-- PROBLEM STATEMENT --
The answer must be every line from the entries below that contains "text".

Dataset rows describing interfaces
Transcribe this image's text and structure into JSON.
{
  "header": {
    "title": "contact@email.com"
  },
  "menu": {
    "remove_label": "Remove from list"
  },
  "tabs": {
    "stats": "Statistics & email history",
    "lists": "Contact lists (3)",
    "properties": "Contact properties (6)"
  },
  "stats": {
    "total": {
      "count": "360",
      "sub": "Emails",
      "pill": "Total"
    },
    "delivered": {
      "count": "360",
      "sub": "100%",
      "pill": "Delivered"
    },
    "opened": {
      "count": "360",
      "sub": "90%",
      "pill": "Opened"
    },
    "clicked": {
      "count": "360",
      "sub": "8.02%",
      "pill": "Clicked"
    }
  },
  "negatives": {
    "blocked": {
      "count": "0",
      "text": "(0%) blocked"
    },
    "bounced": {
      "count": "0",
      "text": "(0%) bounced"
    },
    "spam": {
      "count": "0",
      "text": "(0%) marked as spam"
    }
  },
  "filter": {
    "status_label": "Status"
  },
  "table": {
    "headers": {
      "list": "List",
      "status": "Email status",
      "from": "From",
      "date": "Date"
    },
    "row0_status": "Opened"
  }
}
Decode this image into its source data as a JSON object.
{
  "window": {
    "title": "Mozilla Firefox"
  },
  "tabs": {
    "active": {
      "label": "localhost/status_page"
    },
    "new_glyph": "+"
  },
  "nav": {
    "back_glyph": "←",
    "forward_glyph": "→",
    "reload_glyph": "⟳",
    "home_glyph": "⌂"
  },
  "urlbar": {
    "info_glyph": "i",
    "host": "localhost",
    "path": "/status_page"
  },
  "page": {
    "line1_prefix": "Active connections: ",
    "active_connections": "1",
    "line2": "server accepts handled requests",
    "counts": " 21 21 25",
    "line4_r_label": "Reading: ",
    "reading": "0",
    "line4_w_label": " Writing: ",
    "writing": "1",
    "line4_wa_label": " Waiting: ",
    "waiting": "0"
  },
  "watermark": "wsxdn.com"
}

-- WRITTEN RESPONSE --
Transcribe this image's text and structure into JSON.
      "text": "(0%) blocked"
      "text": "(0%) bounced"
      "text": "(0%) marked as spam"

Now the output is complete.